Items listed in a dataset
━━━━━━
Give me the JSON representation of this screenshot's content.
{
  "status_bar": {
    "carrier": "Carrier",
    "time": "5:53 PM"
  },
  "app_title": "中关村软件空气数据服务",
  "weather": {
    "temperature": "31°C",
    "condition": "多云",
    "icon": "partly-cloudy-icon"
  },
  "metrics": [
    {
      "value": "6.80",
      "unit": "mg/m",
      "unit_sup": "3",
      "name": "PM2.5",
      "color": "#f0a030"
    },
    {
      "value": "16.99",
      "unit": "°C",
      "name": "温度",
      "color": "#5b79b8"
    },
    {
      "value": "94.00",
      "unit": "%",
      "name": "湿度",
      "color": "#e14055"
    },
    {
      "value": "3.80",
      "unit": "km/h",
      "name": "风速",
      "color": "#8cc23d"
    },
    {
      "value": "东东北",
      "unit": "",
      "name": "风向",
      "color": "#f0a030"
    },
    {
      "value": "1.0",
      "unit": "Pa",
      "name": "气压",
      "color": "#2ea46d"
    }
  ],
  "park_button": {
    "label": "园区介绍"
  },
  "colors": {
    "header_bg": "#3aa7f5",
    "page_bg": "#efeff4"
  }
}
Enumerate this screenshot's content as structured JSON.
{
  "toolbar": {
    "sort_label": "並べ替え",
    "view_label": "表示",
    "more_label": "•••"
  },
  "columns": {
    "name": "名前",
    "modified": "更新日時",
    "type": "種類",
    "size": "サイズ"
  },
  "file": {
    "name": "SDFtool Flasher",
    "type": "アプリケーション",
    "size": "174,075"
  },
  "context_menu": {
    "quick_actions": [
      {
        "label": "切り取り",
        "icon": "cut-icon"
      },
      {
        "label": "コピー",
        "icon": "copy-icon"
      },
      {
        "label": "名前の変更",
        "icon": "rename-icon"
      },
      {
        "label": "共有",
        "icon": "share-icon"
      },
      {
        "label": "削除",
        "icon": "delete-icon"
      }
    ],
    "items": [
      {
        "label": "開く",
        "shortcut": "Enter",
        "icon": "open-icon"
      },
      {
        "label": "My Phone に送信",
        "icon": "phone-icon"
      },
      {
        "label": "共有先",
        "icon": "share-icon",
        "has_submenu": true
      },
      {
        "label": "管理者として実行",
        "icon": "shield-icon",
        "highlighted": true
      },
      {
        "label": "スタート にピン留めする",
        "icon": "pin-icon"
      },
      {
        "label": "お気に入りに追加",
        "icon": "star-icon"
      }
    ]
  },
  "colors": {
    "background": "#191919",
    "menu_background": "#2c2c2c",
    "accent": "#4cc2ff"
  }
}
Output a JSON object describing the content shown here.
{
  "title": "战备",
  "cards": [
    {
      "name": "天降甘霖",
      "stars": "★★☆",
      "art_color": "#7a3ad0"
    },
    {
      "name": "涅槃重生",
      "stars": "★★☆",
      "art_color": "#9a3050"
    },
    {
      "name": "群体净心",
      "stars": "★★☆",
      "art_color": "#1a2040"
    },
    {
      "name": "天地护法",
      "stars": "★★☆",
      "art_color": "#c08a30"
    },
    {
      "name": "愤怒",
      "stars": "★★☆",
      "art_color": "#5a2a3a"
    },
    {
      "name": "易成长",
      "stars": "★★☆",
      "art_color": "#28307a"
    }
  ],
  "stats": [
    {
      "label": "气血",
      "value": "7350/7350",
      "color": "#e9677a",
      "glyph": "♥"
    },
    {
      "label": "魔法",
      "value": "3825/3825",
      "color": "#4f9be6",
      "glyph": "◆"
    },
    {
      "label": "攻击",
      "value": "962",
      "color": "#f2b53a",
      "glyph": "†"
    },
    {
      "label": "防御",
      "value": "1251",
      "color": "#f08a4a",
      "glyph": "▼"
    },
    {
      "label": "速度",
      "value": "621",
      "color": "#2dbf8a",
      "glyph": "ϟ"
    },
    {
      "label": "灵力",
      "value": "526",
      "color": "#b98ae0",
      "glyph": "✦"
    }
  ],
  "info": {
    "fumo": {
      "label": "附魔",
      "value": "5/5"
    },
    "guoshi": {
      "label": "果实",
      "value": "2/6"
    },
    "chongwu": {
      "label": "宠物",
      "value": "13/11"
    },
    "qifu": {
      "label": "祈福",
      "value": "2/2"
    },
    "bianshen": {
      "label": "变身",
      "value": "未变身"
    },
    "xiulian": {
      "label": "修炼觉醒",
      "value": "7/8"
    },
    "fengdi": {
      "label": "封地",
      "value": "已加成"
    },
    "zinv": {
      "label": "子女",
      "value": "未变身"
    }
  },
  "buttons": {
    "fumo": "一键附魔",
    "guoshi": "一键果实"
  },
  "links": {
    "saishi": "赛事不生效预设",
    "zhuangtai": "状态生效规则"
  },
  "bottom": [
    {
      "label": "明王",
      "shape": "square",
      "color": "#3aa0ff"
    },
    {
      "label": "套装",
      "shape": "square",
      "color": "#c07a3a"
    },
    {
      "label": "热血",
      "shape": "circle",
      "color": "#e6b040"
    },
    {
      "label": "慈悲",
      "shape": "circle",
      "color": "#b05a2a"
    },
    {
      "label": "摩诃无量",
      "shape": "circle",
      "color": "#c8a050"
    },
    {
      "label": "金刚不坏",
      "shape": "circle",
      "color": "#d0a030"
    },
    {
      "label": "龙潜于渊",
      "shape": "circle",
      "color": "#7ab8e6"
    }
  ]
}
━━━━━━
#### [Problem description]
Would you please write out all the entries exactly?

#### [Answer for this exercise]
Give me the JSON representation of this screenshot's content.
{
  "status_bar": {
    "carrier": "Carrier",
    "time": "5:53 PM"
  },
  "app_title": "中关村软件空气数据服务",
  "weather": {
    "temperature": "31°C",
    "condition": "多云",
    "icon": "partly-cloudy-icon"
  },
  "metrics": [
    {
      "value": "6.80",
      "unit": "mg/m",
      "unit_sup": "3",
      "name": "PM2.5",
      "color": "#f0a030"
    },
    {
      "value": "16.99",
      "unit": "°C",
      "name": "温度",
      "color": "#5b79b8"
    },
    {
      "value": "94.00",
      "unit": "%",
      "name": "湿度",
      "color": "#e14055"
    },
    {
      "value": "3.80",
      "unit": "km/h",
      "name": "风速",
      "color": "#8cc23d"
    },
    {
      "value": "东东北",
      "unit": "",
      "name": "风向",
      "color": "#f0a030"
    },
    {
      "value": "1.0",
      "unit": "Pa",
      "name": "气压",
      "color": "#2ea46d"
    }
  ],
  "park_button": {
    "label": "园区介绍"
  },
  "colors": {
    "header_bg": "#3aa7f5",
    "page_bg": "#efeff4"
  }
}
Enumerate this screenshot's content as structured JSON.
{
  "toolbar": {
    "sort_label": "並べ替え",
    "view_label": "表示",
    "more_label": "•••"
  },
  "columns": {
    "name": "名前",
    "modified": "更新日時",
    "type": "種類",
    "size": "サイズ"
  },
  "file": {
    "name": "SDFtool Flasher",
    "type": "アプリケーション",
    "size": "174,075"
  },
  "context_menu": {
    "quick_actions": [
      {
        "label": "切り取り",
        "icon": "cut-icon"
      },
      {
        "label": "コピー",
        "icon": "copy-icon"
      },
      {
        "label": "名前の変更",
        "icon": "rename-icon"
      },
      {
        "label": "共有",
        "icon": "share-icon"
      },
      {
        "label": "削除",
        "icon": "delete-icon"
      }
    ],
    "items": [
      {
        "label": "開く",
        "shortcut": "Enter",
        "icon": "open-icon"
      },
      {
        "label": "My Phone に送信",
        "icon": "phone-icon"
      },
      {
        "label": "共有先",
        "icon": "share-icon",
        "has_submenu": true
      },
      {
        "label": "管理者として実行",
        "icon": "shield-icon",
        "highlighted": true
      },
      {
        "label": "スタート にピン留めする",
        "icon": "pin-icon"
      },
      {
        "label": "お気に入りに追加",
        "icon": "star-icon"
      }
    ]
  },
  "colors": {
    "background": "#191919",
    "menu_background": "#2c2c2c",
    "accent": "#4cc2ff"
  }
}
Output a JSON object describing the content shown here.
{
  "title": "战备",
  "cards": [
    {
      "name": "天降甘霖",
      "stars": "★★☆",
      "art_color": "#7a3ad0"
    },
    {
      "name": "涅槃重生",
      "stars": "★★☆",
      "art_color": "#9a3050"
    },
    {
      "name": "群体净心",
      "stars": "★★☆",
      "art_color": "#1a2040"
    },
    {
      "name": "天地护法",
      "stars": "★★☆",
      "art_color": "#c08a30"
    },
    {
      "name": "愤怒",
      "stars": "★★☆",
      "art_color": "#5a2a3a"
    },
    {
      "name": "易成长",
      "stars": "★★☆",
      "art_color": "#28307a"
    }
  ],
  "stats": [
    {
      "label": "气血",
      "value": "7350/7350",
      "color": "#e9677a",
      "glyph": "♥"
    },
    {
      "label": "魔法",
      "value": "3825/3825",
      "color": "#4f9be6",
      "glyph": "◆"
    },
    {
      "label": "攻击",
      "value": "962",
      "color": "#f2b53a",
      "glyph": "†"
    },
    {
      "label": "防御",
      "value": "1251",
      "color": "#f08a4a",
      "glyph": "▼"
    },
    {
      "label": "速度",
      "value": "621",
      "color": "#2dbf8a",
      "glyph": "ϟ"
    },
    {
      "label": "灵力",
      "value": "526",
      "color": "#b98ae0",
      "glyph": "✦"
    }
  ],
  "info": {
    "fumo": {
      "label": "附魔",
      "value": "5/5"
    },
    "guoshi": {
      "label": "果实",
      "value": "2/6"
    },
    "chongwu": {
      "label": "宠物",
      "value": "13/11"
    },
    "qifu": {
      "label": "祈福",
      "value": "2/2"
    },
    "bianshen": {
      "label": "变身",
      "value": "未变身"
    },
    "xiulian": {
      "label": "修炼觉醒",
      "value": "7/8"
    },
    "fengdi": {
      "label": "封地",
      "value": "已加成"
    },
    "zinv": {
      "label": "子女",
      "value": "未变身"
    }
  },
  "buttons": {
    "fumo": "一键附魔",
    "guoshi": "一键果实"
  },
  "links": {
    "saishi": "赛事不生效预设",
    "zhuangtai": "状态生效规则"
  },
  "bottom": [
    {
      "label": "明王",
      "shape": "square",
      "color": "#3aa0ff"
    },
    {
      "label": "套装",
      "shape": "square",
      "color": "#c07a3a"
    },
    {
      "label": "热血",
      "shape": "circle",
      "color": "#e6b040"
    },
    {
      "label": "慈悲",
      "shape": "circle",
      "color": "#b05a2a"
    },
    {
      "label": "摩诃无量",
      "shape": "circle",
      "color": "#c8a050"
    },
    {
      "label": "金刚不坏",
      "shape": "circle",
      "color": "#d0a030"
    },
    {
      "label": "龙潜于渊",
      "shape": "circle",
      "color": "#7ab8e6"
    }
  ]
}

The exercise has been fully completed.